The Great War effectively marked the end of classical civilisation as the supreme arbiter of taste. Classical archaeologists had become disenchanted with the Most Beautiful Statues and artists had turned to other sources of inspiration. Fine art and classical archaeology began to diverge.

As a result cast collections suffered. Those that had not been damaged or destroyed during the wars, were relocated, starved of funds, or dispersed.

The 21st century sees classical antiquity as one of many ancient cultures; knowledge, and appreciation, of Greek and Latin texts has declined; priorities have changed. Some factors, however, could favour development of cast collections. Since source countries are now protective of their cultural property and export of archaeological objects is restricted, moulding on site has a decided advantage. Traditional methods can damage the surface, but new forms can be completely harmless.

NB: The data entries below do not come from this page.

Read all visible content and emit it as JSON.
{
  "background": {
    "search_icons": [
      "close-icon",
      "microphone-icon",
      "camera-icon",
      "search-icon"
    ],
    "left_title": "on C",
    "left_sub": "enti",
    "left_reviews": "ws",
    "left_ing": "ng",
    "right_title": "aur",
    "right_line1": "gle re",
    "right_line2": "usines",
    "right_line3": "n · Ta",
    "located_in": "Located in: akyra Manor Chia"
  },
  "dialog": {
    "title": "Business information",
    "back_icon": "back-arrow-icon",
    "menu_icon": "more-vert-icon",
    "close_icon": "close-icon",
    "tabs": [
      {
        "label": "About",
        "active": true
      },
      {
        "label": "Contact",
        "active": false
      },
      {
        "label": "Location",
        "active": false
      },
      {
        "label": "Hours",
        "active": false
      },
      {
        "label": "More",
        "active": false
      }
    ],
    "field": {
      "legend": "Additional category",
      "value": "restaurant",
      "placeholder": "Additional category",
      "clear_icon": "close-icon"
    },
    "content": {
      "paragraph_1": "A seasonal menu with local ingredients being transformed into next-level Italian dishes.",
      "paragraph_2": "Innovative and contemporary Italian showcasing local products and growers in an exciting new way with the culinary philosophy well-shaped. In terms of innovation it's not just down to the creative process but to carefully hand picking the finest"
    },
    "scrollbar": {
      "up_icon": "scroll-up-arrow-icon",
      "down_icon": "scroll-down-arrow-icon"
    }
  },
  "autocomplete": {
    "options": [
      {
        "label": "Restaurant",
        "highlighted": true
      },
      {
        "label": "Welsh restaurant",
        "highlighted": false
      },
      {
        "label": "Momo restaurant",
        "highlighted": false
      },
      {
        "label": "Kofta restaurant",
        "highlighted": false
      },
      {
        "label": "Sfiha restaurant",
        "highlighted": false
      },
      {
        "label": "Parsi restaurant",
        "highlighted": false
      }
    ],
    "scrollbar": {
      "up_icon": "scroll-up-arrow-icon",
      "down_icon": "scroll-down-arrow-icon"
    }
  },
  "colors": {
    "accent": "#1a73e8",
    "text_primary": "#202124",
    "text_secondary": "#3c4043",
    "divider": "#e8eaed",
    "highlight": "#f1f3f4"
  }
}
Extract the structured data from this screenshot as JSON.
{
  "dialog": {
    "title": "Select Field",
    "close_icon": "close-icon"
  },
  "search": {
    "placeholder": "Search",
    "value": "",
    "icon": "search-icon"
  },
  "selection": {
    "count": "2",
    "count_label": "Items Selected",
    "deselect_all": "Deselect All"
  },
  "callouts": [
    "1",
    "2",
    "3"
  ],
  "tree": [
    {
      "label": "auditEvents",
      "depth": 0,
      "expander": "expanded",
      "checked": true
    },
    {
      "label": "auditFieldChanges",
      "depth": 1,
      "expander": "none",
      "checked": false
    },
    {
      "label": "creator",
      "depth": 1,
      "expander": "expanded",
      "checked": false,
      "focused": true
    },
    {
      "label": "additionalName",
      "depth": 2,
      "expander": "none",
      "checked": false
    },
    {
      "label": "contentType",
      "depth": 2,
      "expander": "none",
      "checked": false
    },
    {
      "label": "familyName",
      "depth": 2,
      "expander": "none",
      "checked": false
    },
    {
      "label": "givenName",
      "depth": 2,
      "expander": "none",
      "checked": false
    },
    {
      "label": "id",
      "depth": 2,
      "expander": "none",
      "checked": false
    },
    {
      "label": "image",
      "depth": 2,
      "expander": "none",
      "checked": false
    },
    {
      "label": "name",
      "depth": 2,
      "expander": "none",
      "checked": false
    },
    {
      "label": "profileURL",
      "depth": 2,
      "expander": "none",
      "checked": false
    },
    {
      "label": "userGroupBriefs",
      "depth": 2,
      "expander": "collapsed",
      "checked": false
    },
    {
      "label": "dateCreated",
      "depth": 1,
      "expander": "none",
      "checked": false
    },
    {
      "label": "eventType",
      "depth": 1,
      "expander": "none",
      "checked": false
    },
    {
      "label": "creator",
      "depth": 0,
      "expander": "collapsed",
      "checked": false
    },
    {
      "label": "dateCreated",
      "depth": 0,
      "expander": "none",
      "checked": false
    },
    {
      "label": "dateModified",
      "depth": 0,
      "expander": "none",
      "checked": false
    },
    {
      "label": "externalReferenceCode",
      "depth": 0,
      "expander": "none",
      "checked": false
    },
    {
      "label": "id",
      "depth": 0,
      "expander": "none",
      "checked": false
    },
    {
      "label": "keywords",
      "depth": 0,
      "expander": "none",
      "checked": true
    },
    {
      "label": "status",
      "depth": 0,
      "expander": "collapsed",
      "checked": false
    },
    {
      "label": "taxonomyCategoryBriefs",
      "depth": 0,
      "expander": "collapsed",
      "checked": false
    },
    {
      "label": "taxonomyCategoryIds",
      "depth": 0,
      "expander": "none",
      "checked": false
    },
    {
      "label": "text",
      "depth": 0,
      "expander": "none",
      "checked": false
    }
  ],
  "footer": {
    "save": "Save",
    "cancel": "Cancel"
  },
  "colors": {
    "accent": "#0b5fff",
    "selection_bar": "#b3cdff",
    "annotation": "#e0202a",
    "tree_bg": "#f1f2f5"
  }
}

Oxford

The collection of casts in the Ashmolean Museum is not as large as in Versailles, Basle, Berlin or Dresden, but it has had the good fortune to be on permanent display, to have been maintained well, and to have been catalogued by a number of scholars over the years. The oldest casts in the university date from the 1750s, but most were acquired between 1887 and 1914, and between 1925 and 1930.

Photo of Ashmolean
  • Ashmolean Museum c. 1993
Photo of Ashmolean Great Staircase
  • Ashmolean Great Staircase

From the opening of Cockerell's neoclassical galleries in 1845 plaster casts were used in the architectural decoration of the interior and they were displayed as exhibits in the centre of the museum. The Great Stairs were decorated with casts of the frieze from the Temple of Apollo at Bassae on the walls. A bronze copy of the Praying Boy, known since 1503, has been set in the central niche.

The Cast Gallery

Photo of exterior of Cast Gallery
  • Exterior of the Cast Gallery c. 1980s

A century later, in 1956, the casts were removed to a purpose-built gallery behind the museum. Although they were displayed quite well, they were hidden and visitors were few. The Ruskin School of Drawing, which John Ruskin himself had founded in the museum in the 1860s, also moved in the 1980s, and artists drew from the casts less often.